(Excerpts from an interface dataset)
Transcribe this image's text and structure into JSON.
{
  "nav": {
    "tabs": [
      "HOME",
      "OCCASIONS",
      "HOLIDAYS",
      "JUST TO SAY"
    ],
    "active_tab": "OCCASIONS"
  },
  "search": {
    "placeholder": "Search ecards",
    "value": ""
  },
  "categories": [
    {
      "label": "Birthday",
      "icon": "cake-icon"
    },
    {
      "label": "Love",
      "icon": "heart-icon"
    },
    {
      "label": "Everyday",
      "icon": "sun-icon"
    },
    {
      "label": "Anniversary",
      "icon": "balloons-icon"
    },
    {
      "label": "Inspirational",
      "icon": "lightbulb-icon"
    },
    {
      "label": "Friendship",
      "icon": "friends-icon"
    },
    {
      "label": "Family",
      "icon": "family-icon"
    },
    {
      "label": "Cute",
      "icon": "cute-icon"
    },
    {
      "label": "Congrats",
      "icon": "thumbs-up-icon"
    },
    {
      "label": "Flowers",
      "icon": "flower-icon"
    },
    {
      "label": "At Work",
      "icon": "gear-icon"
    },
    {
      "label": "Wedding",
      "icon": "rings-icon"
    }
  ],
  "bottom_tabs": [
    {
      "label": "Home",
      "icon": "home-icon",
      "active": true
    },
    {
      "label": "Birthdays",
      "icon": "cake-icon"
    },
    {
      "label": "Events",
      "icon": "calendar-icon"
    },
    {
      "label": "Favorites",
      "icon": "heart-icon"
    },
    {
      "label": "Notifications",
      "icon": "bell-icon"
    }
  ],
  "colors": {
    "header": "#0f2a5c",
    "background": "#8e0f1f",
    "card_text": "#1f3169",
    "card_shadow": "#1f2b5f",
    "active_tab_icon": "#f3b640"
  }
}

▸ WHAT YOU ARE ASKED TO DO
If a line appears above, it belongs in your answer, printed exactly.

▸ COMPLETED EXERCISE
Transcribe this image's text and structure into JSON.
{
  "nav": {
    "tabs": [
      "HOME",
      "OCCASIONS",
      "HOLIDAYS",
      "JUST TO SAY"
    ],
    "active_tab": "OCCASIONS"
  },
  "search": {
    "placeholder": "Search ecards",
    "value": ""
  },
  "categories": [
    {
      "label": "Birthday",
      "icon": "cake-icon"
    },
    {
      "label": "Love",
      "icon": "heart-icon"
    },
    {
      "label": "Everyday",
      "icon": "sun-icon"
    },
    {
      "label": "Anniversary",
      "icon": "balloons-icon"
    },
    {
      "label": "Inspirational",
      "icon": "lightbulb-icon"
    },
    {
      "label": "Friendship",
      "icon": "friends-icon"
    },
    {
      "label": "Family",
      "icon": "family-icon"
    },
    {
      "label": "Cute",
      "icon": "cute-icon"
    },
    {
      "label": "Congrats",
      "icon": "thumbs-up-icon"
    },
    {
      "label": "Flowers",
      "icon": "flower-icon"
    },
    {
      "label": "At Work",
      "icon": "gear-icon"
    },
    {
      "label": "Wedding",
      "icon": "rings-icon"
    }
  ],
  "bottom_tabs": [
    {
      "label": "Home",
      "icon": "home-icon",
      "active": true
    },
    {
      "label": "Birthdays",
      "icon": "cake-icon"
    },
    {
      "label": "Events",
      "icon": "calendar-icon"
    },
    {
      "label": "Favorites",
      "icon": "heart-icon"
    },
    {
      "label": "Notifications",
      "icon": "bell-icon"
    }
  ],
  "colors": {
    "header": "#0f2a5c",
    "background": "#8e0f1f",
    "card_text": "#1f3169",
    "card_shadow": "#1f2b5f",
    "active_tab_icon": "#f3b640"
  }
}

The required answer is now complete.